(Marty Fleck is a self-help guru, the author of the international bestseller Where Can I Stow My Baggage? and the syndicated column "Baggage Handling." He is also the pseudonymous protagonist of Bill Scheft's new novel Everything Hurts. He has generously agreed to answer questions from readers of the Huffington Post.)
Dear Marty Fleck,
For the last six years, I have tried to become the first female member at Augusta National golf club. I am a five-handicap golfer and eight-time champion at my club, Green Meadows, which is only a few miles away. Two months ago, my husband received an invitation to become a member, which would have enabled me to play the course as a guest. But we agreed he should decline because of the club's sexist restrictions. Was I selfish to deprive him, overly righteous and thus depriving myself, or rightfully claiming my self-worth?
Mary Whalen, Augusta, Ga.
Whew.

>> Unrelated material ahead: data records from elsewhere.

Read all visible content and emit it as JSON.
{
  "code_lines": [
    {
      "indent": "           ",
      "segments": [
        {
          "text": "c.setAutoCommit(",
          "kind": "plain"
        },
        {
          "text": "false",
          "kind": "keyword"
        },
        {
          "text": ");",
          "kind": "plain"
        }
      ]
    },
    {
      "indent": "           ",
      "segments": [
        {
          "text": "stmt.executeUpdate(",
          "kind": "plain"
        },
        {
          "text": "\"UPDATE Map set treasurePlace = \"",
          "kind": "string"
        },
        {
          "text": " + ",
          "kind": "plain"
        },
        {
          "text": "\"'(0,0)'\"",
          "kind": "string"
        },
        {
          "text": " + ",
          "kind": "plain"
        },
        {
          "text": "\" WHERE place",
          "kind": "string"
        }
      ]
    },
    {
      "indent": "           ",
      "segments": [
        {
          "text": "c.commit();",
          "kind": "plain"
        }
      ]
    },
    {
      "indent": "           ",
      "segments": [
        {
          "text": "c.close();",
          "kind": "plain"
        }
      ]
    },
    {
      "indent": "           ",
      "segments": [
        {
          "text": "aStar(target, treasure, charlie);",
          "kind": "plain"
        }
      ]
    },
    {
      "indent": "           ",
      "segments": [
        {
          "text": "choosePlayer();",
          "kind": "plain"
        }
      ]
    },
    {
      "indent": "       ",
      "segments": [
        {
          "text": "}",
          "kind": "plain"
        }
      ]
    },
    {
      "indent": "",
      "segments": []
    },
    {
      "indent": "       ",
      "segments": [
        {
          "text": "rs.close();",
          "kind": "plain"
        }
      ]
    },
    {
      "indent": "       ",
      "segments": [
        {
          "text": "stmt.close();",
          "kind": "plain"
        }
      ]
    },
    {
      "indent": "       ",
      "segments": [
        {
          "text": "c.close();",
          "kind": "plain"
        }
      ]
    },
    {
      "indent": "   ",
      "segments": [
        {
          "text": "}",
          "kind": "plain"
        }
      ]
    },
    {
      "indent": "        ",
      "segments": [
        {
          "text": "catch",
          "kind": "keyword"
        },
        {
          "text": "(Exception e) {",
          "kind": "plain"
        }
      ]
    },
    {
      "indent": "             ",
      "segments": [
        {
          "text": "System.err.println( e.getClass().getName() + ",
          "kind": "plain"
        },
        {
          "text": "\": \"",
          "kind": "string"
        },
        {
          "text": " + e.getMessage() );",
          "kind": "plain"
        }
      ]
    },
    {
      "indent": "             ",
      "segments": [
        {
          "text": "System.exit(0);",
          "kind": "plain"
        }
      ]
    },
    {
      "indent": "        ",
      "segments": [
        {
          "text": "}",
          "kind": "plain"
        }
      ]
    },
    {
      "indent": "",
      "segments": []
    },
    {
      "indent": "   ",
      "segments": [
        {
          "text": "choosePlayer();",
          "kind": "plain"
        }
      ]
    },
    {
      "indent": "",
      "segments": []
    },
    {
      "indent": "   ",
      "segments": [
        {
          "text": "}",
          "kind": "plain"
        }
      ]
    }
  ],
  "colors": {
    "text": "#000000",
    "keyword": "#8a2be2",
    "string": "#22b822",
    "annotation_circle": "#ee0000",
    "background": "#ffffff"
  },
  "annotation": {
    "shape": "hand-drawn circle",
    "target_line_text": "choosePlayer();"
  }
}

I feel your frustration and confusion. Perhaps this story will lend some insight.
Guy's playing golf with his wife. Having the round of his life. 15 holes, 15 straight pars. He gets to the Par 4 16th and hits his tee shot dead left, into an outhouse in the left-hand rough. He says to his wife, "Look, I don't want to lose a stroke here. So, just hold the door open, I'll get a seven-iron and knock it back out into the fairway."

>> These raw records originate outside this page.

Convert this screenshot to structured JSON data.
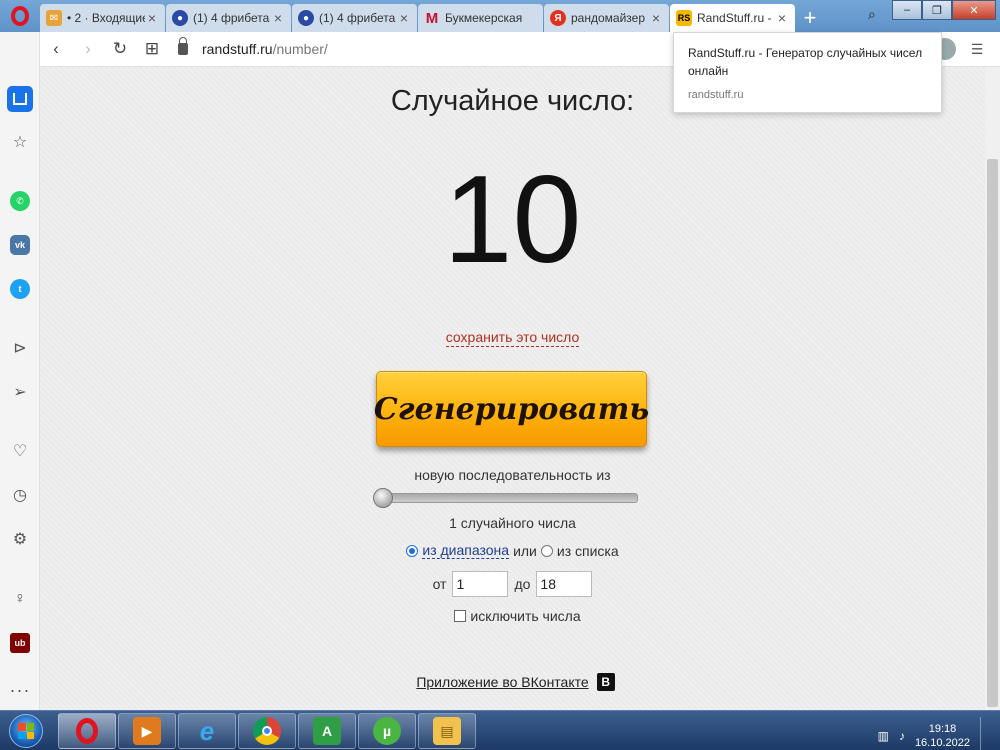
{
  "tabs": [
    {
      "label": "• 2 · Входящие",
      "icon": "mail-icon",
      "color": "#e8a23a"
    },
    {
      "label": "(1) 4 фрибета",
      "icon": "site-icon",
      "color": "#2b4aa6"
    },
    {
      "label": "(1) 4 фрибета",
      "icon": "site-icon",
      "color": "#2b4aa6"
    },
    {
      "label": "Букмекерская",
      "icon": "m-icon",
      "color": "#c8102e"
    },
    {
      "label": "рандомайзер",
      "icon": "yandex-icon",
      "color": "#e3311d"
    },
    {
      "label": "RandStuff.ru -",
      "icon": "randstuff-icon",
      "color": "#f5b800",
      "active": true
    }
  ],
  "address": {
    "host": "randstuff.ru",
    "path": "/number/"
  },
  "tooltip": {
    "title": "RandStuff.ru - Генератор случайных чисел онлайн",
    "url": "randstuff.ru"
  },
  "page": {
    "title": "Случайное число:",
    "number": "10",
    "save_link": "сохранить это число",
    "generate_button": "Сгенерировать",
    "sequence_label": "новую последовательность из",
    "count_label": "1 случайного числа",
    "count_value": 1,
    "range_option": "из диапазона",
    "or_text": "или",
    "list_option": "из списка",
    "from_label": "от",
    "from_value": "1",
    "to_label": "до",
    "to_value": "18",
    "exclude_label": "исключить числа",
    "vk_link": "Приложение во ВКонтакте",
    "vk_icon": "В"
  },
  "taskbar": {
    "time": "19:18",
    "date": "16.10.2022"
  },
  "colors": {
    "accent": "#1a73e8",
    "button": "#ffb20c",
    "link_red": "#b03020"
  }
}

The wife holds the door open. The guy straddles the outhouse hole, crouches down with the seven-iron, takes a swing. The ball takes off, starts careening back and forth off the outhouse walls, bingbingbingbingbing, picking up speed bingbingbingbingbing, finally flies out the door, hits his wife in the head, knocks her out, kills her.
So, they have the funeral, and now its three weeks later. The guy is back out on the course. Same round. 15 holes, 15 straight pars. Unbelievably, his tee shot on the 16th goes dead left, into the same outhouse. He says to the guy he's playing with, "Look, I don't want to lose a stroke here. So, just hold the door open, I'll get a seven-iron and knock it out into the fairway."
His partner holds the door open. Again, the guy straddles the outhouse hole, crouches down with the seven-iron, takes a swing. This time, the ball goes straight out on a line back onto the fairway.
As they're walking to the ball, the guy turns to his partner and says. "Unreal. Three weeks ago, I was playing with my wife. Having the round of my life. I hit into the same outhouse. And you wouldn't believe what happened. I took a friggin' nine on this hole...."